It is extremely unlikely that you will ever have a practical use for your degree unless your sole purpose is merely to fulfill your own personal interest in the topic. Sad to say, there is a reason why the only archaeologists you know are pure fiction; they are just too few and far between in the real world.

Should I study one of those degrees?

After the school stage, many doubts about our future emerge. What am I going to study? Where? And a very important one: Do I choose the career for vocation or for money?

Choosing a career by vocation is choosing the discipline that you like and for which you have aptitudes. Choosing a career for money means choosing an option that has good job demand and in which you think you will earn a lot of money.

Both alternatives have the idea of ​​the future very latent. Surely, your parents have told you once that you have to think about your future and that implies thinking about the way you will earn a living in order to be an economically independent person.
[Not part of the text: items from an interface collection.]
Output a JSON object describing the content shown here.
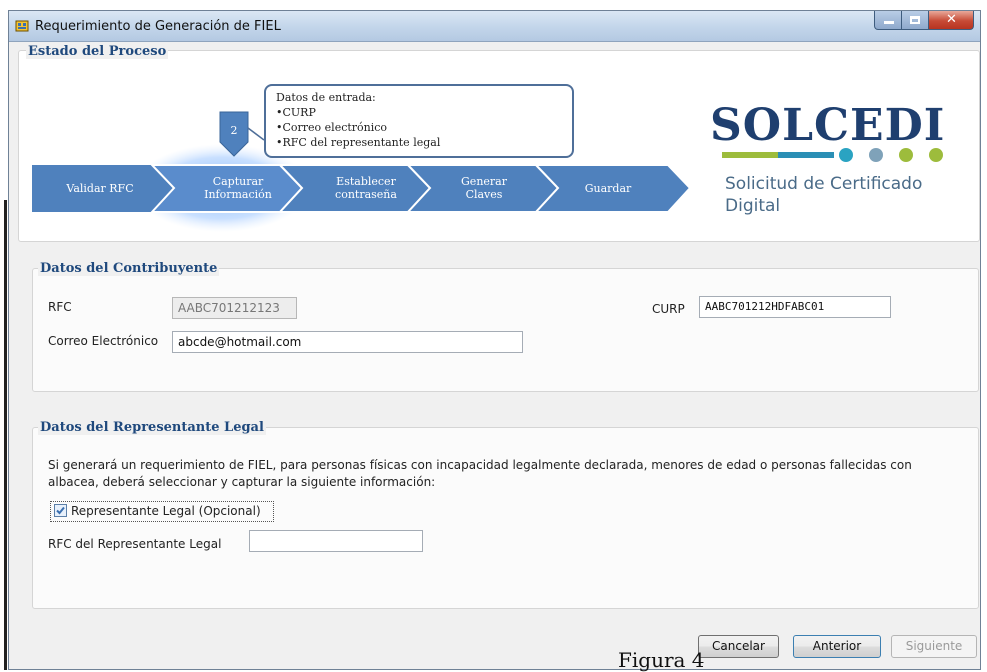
{
  "window": {
    "title": "Requerimiento de Generación de FIEL"
  },
  "process": {
    "legend": "Estado del Proceso",
    "current_step_number": "2",
    "steps": [
      {
        "line1": "Validar RFC",
        "line2": ""
      },
      {
        "line1": "Capturar",
        "line2": "Información"
      },
      {
        "line1": "Establecer",
        "line2": "contraseña"
      },
      {
        "line1": "Generar",
        "line2": "Claves"
      },
      {
        "line1": "Guardar",
        "line2": ""
      }
    ],
    "callout": {
      "heading": "Datos de entrada:",
      "items": [
        "•CURP",
        "•Correo electrónico",
        "•RFC del representante legal"
      ]
    }
  },
  "brand": {
    "name": "SOLCEDI",
    "subtitle_line1": "Solicitud de Certificado",
    "subtitle_line2": "Digital",
    "dot_colors": [
      "#2aa3c2",
      "#7fa2b9",
      "#9dbc3c",
      "#9dbc3c"
    ]
  },
  "contribuyente": {
    "legend": "Datos del Contribuyente",
    "rfc_label": "RFC",
    "rfc_value": "AABC701212123",
    "curp_label": "CURP",
    "curp_value": "AABC701212HDFABC01",
    "email_label": "Correo Electrónico",
    "email_value": "abcde@hotmail.com"
  },
  "representante": {
    "legend": "Datos del Representante Legal",
    "description_line1": "Si generará un requerimiento de FIEL, para personas físicas con incapacidad legalmente declarada, menores de edad o personas fallecidas con",
    "description_line2": "albacea, deberá seleccionar y capturar la siguiente información:",
    "checkbox_label": "Representante Legal (Opcional)",
    "checkbox_checked": true,
    "rfc_rep_label": "RFC del Representante Legal",
    "rfc_rep_value": ""
  },
  "buttons": {
    "cancel": "Cancelar",
    "previous": "Anterior",
    "next": "Siguiente"
  },
  "caption": "Figura 4"
}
But, also, thinking about the future involves drawing up a plan that will make you become a fulfilled and happy person.

It is important to bear in mind that both expectations do not have to be entirely opposite, that is, deciding to study what you are passionate about does not imply not thinking about the way you will function in society.

Choosing a career requires an orientation and research process, so do not be discouraged thinking that what you want to study is not profitable, if you have not investigated well the situation of that profession in your country.

On the other hand, the decisions you make will always be personal and will depend on the context in which you are.

One piece of advice we can give you is that instead of asking yourself if you have to study for money or for vocation, ask yourself what are the advantages and disadvantages of studying the careers you have in mind and investigate the reality of those careers in your country.

Ask professionals in these areas to tell you about their real experiences and what you can do when you graduate, instead of being carried away by the opinions of people who do not know the area and by the stereotypes that say which are the careers that make money and those that no. T

he important thing is that there is not a big difference between your expectations and reality.

Then, make sure that you like the career you are going to study and that you have the necessary qualities to pursue it. That will always augur you a promising future as a professional.

If you get involved in temporary jobs while studying the career you like, you will acquire contacts and you will be able to get a good space when you graduate.

The important thing about this decision is that it is made by you, that you do not decide the future of your life based on what others expect. If you make this decision being honest and true to yourself, you will have a better chance of succeeding in any career.

FAQS: What are the most useless degrees?

What majors are useless?

The most useless majors are:

  • Fine Arts.
  • Drama and Theater Arts. 
  • Film, Video, and Photographic Arts. 
  • Commercial Art and Graphic Design. 
  • Architecture. 

What are the most useful degrees?

  • Computer Science. 
  • Business & Administration. 
  • Engineering.
  • Finance.

What is the least useful degree?

The most useless degree is Composition and rhetoric.

What is the best degree to get in 2020?

In 2020, the degree with the highest demand is pharmacology, followed by computer science and health sciences.

What is the most fun major?

Without a doubt, the majors with the most fun with Animation and viticulture.

In this post we answered the question ‘’What are the most useless degrees?’’ If you are thinking about what to study and want to avoid going down a path that is not worth it, we’ve already presented you with the 10 most useless degrees.

If you have any questions or comments please let us know!


Degrees, M. U. The Daily Beast. Recuperado http://www. thedailybeast. com/galleries/2011/04/27/20-most-useless-degrees. html.

Siôn Phillpott. (2020, September 3). The 10 Most Useless University Degrees. Retrieved November 10, 2020, from Careeraddict.com website: https://www.careeraddict.com/useless-degrees